[Record extracts]
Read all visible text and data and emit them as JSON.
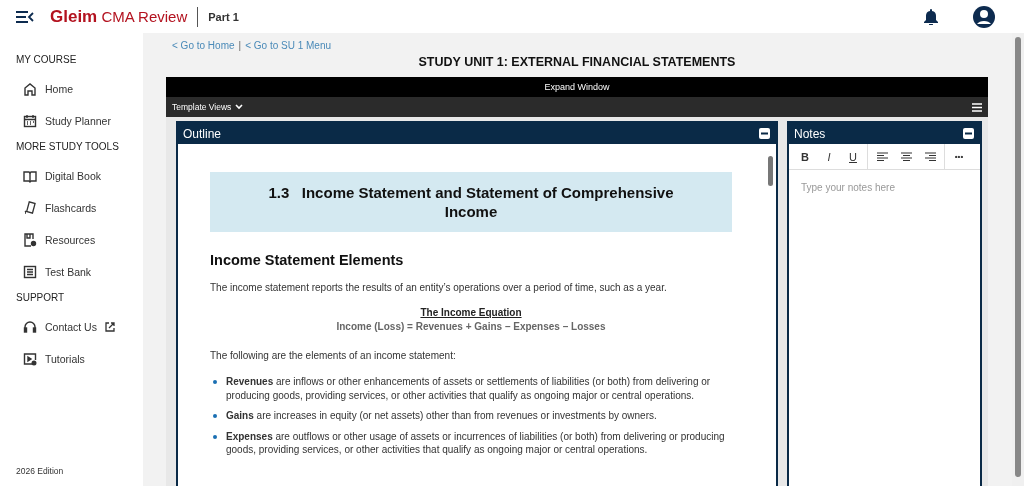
{
  "header": {
    "brand": "Gleim",
    "product": "CMA Review",
    "part": "Part 1"
  },
  "sidebar": {
    "sections": [
      {
        "title": "MY COURSE",
        "items": [
          {
            "label": "Home",
            "external": false
          },
          {
            "label": "Study Planner",
            "external": false
          }
        ]
      },
      {
        "title": "MORE STUDY TOOLS",
        "items": [
          {
            "label": "Digital Book",
            "external": false
          },
          {
            "label": "Flashcards",
            "external": false
          },
          {
            "label": "Resources",
            "external": false
          },
          {
            "label": "Test Bank",
            "external": false
          }
        ]
      },
      {
        "title": "SUPPORT",
        "items": [
          {
            "label": "Contact Us",
            "external": true
          },
          {
            "label": "Tutorials",
            "external": false
          }
        ]
      }
    ],
    "edition": "2026 Edition"
  },
  "breadcrumbs": [
    "< Go to Home",
    "< Go to SU 1 Menu"
  ],
  "breadcrumb_separator": "|",
  "page_title": "STUDY UNIT 1: EXTERNAL FINANCIAL STATEMENTS",
  "expand_window": "Expand Window",
  "template_views": "Template Views",
  "outline": {
    "title": "Outline",
    "section_heading": "1.3   Income Statement and Statement of Comprehensive Income",
    "subheading": "Income Statement Elements",
    "intro": "The income statement reports the results of an entity’s operations over a period of time, such as a year.",
    "equation_title": "The Income Equation",
    "equation": "Income (Loss) = Revenues + Gains – Expenses – Losses",
    "list_intro": "The following are the elements of an income statement:",
    "bullets": [
      "**Revenues** are inflows or other enhancements of assets or settlements of liabilities (or both) from delivering or producing goods, providing services, or other activities that qualify as ongoing major or central operations.",
      "**Gains** are increases in equity (or net assets) other than from revenues or investments by owners.",
      "**Expenses** are outflows or other usage of assets or incurrences of liabilities (or both) from delivering or producing goods, providing services, or other activities that qualify as ongoing major or central operations."
    ]
  },
  "notes": {
    "title": "Notes",
    "format_buttons": [
      "B",
      "I",
      "U"
    ],
    "more_button": "•••",
    "placeholder": "Type your notes here"
  }
}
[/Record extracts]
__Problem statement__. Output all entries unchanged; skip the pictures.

__Solution to the problem__.
Read all visible text and data and emit them as JSON.
{
  "header": {
    "brand": "Gleim",
    "product": "CMA Review",
    "part": "Part 1"
  },
  "sidebar": {
    "sections": [
      {
        "title": "MY COURSE",
        "items": [
          {
            "label": "Home",
            "external": false
          },
          {
            "label": "Study Planner",
            "external": false
          }
        ]
      },
      {
        "title": "MORE STUDY TOOLS",
        "items": [
          {
            "label": "Digital Book",
            "external": false
          },
          {
            "label": "Flashcards",
            "external": false
          },
          {
            "label": "Resources",
            "external": false
          },
          {
            "label": "Test Bank",
            "external": false
          }
        ]
      },
      {
        "title": "SUPPORT",
        "items": [
          {
            "label": "Contact Us",
            "external": true
          },
          {
            "label": "Tutorials",
            "external": false
          }
        ]
      }
    ],
    "edition": "2026 Edition"
  },
  "breadcrumbs": [
    "< Go to Home",
    "< Go to SU 1 Menu"
  ],
  "breadcrumb_separator": "|",
  "page_title": "STUDY UNIT 1: EXTERNAL FINANCIAL STATEMENTS",
  "expand_window": "Expand Window",
  "template_views": "Template Views",
  "outline": {
    "title": "Outline",
    "section_heading": "1.3   Income Statement and Statement of Comprehensive Income",
    "subheading": "Income Statement Elements",
    "intro": "The income statement reports the results of an entity’s operations over a period of time, such as a year.",
    "equation_title": "The Income Equation",
    "equation": "Income (Loss) = Revenues + Gains – Expenses – Losses",
    "list_intro": "The following are the elements of an income statement:",
    "bullets": [
      "**Revenues** are inflows or other enhancements of assets or settlements of liabilities (or both) from delivering or producing goods, providing services, or other activities that qualify as ongoing major or central operations.",
      "**Gains** are increases in equity (or net assets) other than from revenues or investments by owners.",
      "**Expenses** are outflows or other usage of assets or incurrences of liabilities (or both) from delivering or producing goods, providing services, or other activities that qualify as ongoing major or central operations."
    ]
  },
  "notes": {
    "title": "Notes",
    "format_buttons": [
      "B",
      "I",
      "U"
    ],
    "more_button": "•••",
    "placeholder": "Type your notes here"
  }
}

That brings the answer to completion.